It is more work to feed a horse with special needs but once you figure out what he needs and what he'll eat, it's just part of your day and you'll get it down to a routine.

Yankeespie 03-13-2011 02:18 PM

Left Hand ... Thank you again! Surprisingly he has lost only one tooth, and that was pulled by my Equine Dentist. But he does have very poor teeth alignment/parrot mouth. When he stopped eating hay, the vet said that some horses do that, but I had noticed it was taking him longer to eat his grain, and was kinda crumbly in his dish. It appeared as tho it was just too hard for him to eat it. I'll get some hay pellets tomorrow and give that a go. He's still not touching the BP. I'll also check and see what they have for mineral supplements.

I've read quite a bit of Kathy Watts work and is extremely informative again thxs for the web site.

You are absolutely correct, once I get it figured out it'll be fine! Just unchartered waters to me right now!

Much appreciation,

Yankeespie 03-16-2011 07:08 AM

Received the test results and he has both Cushings and IR, she said the test results for both are extremely high. She said absolutely nothing but Beet Pulp and Tim. Hay cubes. And I have to either muzzle him or put him in a dirt pen for the rest of his days. She prescribed Pergolide for the cushings, and Metforin for IR. She'll retest him in 2 mos.

I am a strong believer in Quality of Life, so I'm not very keen on the muzzling or dirt pen idea.
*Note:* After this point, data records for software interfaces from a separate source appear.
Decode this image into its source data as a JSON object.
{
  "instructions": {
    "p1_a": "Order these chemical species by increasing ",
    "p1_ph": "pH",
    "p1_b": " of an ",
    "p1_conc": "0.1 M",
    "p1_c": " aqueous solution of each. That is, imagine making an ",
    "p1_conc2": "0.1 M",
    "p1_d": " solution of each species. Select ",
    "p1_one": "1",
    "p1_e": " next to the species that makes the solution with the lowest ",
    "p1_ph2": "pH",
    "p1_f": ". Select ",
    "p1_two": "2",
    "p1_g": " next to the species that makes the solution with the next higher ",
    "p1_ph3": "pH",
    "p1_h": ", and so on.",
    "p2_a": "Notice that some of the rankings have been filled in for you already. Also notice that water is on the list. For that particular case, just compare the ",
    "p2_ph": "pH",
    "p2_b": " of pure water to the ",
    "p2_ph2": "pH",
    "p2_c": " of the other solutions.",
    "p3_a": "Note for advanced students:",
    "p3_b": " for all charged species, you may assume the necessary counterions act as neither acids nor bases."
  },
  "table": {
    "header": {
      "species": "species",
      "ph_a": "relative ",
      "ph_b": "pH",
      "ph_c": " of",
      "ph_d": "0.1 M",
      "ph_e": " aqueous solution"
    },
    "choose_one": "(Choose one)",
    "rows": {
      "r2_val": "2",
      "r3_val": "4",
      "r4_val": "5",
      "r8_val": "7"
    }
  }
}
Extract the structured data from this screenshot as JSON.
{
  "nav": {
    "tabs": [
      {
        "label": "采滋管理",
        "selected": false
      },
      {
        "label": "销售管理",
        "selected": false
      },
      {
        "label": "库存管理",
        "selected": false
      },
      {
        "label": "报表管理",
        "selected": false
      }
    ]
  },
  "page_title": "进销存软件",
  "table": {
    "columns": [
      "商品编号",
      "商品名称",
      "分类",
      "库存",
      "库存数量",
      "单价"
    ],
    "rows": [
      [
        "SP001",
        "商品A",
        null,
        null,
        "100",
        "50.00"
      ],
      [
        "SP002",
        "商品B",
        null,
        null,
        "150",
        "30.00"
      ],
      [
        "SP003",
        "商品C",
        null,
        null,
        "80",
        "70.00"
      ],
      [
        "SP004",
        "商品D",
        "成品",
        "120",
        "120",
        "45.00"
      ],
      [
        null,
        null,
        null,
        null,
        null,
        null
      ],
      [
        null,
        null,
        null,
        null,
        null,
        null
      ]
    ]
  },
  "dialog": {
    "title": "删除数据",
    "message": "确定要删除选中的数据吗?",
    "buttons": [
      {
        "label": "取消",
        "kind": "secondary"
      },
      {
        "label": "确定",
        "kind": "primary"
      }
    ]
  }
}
I've had him for 27 yrs. and he's had a VERY good life, he would not be happy being separated from his loved stable mates, so I'm leaning towards having him put down... :(

Thanks again for everyones help.


All times are GMT -4. The time now is 01:58 PM.

Powered by vBulletin® Version 3.8.8
Copyright ©2000 - 2017, vBulletin Solutions, Inc.
vBulletin Security provided by vBSecurity v2.2.2 (Pro) - vBulletin Mods & Addons Copyright © 2017 DragonByte Technologies Ltd.
User Alert System provided by Advanced User Tagging (Pro) - vBulletin Mods & Addons Copyright © 2017 DragonByte Technologies Ltd.

For the best viewing experience please update your browser to Google Chrome